[Start of Attachment]
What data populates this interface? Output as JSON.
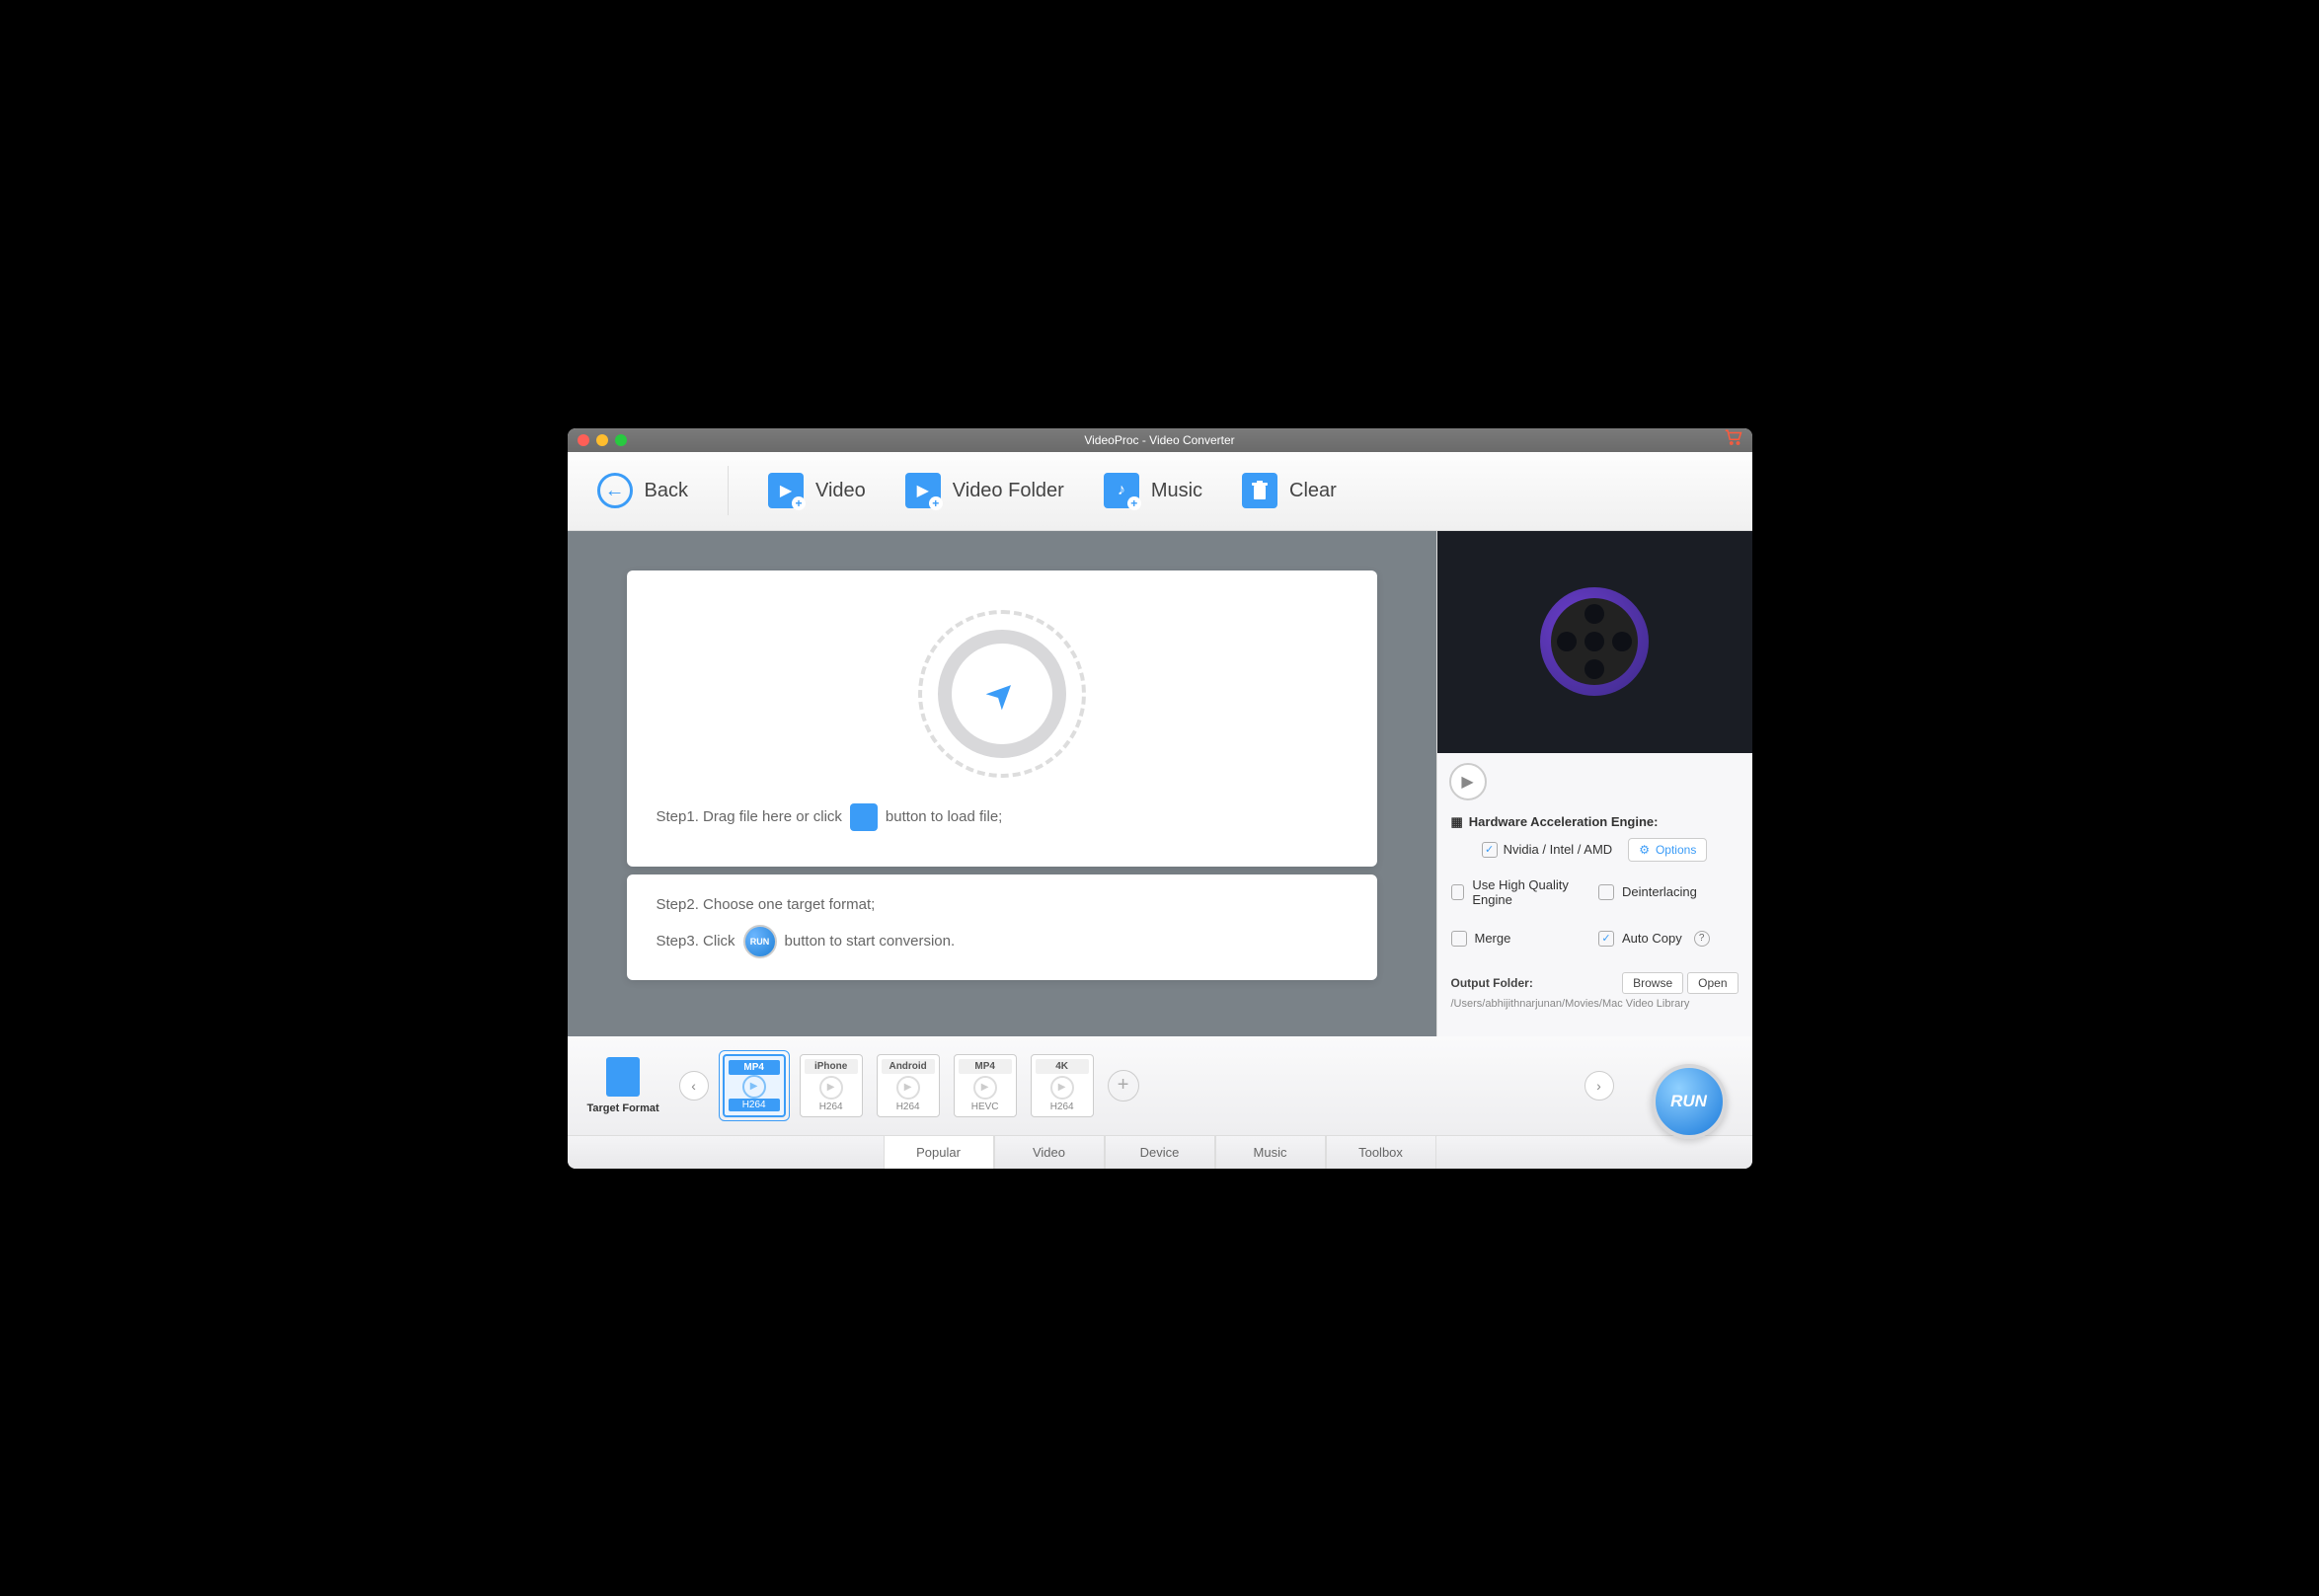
{
  "window": {
    "title": "VideoProc - Video Converter"
  },
  "toolbar": {
    "back": "Back",
    "video": "Video",
    "folder": "Video Folder",
    "music": "Music",
    "clear": "Clear"
  },
  "steps": {
    "s1a": "Step1. Drag file here or click",
    "s1b": "button to load file;",
    "s2": "Step2. Choose one target format;",
    "s3a": "Step3. Click",
    "s3b": "button to start conversion.",
    "run_small": "RUN"
  },
  "hw": {
    "title": "Hardware Acceleration Engine:",
    "nvidia": "Nvidia / Intel / AMD",
    "options": "Options",
    "hq": "Use High Quality Engine",
    "deint": "Deinterlacing",
    "merge": "Merge",
    "auto": "Auto Copy"
  },
  "output": {
    "label": "Output Folder:",
    "browse": "Browse",
    "open": "Open",
    "path": "/Users/abhijithnarjunan/Movies/Mac Video Library"
  },
  "tf_label": "Target Format",
  "formats": [
    {
      "top": "MP4",
      "bot": "H264",
      "sel": true
    },
    {
      "top": "iPhone",
      "bot": "H264",
      "sel": false
    },
    {
      "top": "Android",
      "bot": "H264",
      "sel": false
    },
    {
      "top": "MP4",
      "bot": "HEVC",
      "sel": false
    },
    {
      "top": "4K",
      "bot": "H264",
      "sel": false
    }
  ],
  "tabs": [
    "Popular",
    "Video",
    "Device",
    "Music",
    "Toolbox"
  ],
  "run": "RUN"
}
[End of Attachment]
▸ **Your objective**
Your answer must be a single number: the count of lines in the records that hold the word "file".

▸ **The completed task**
2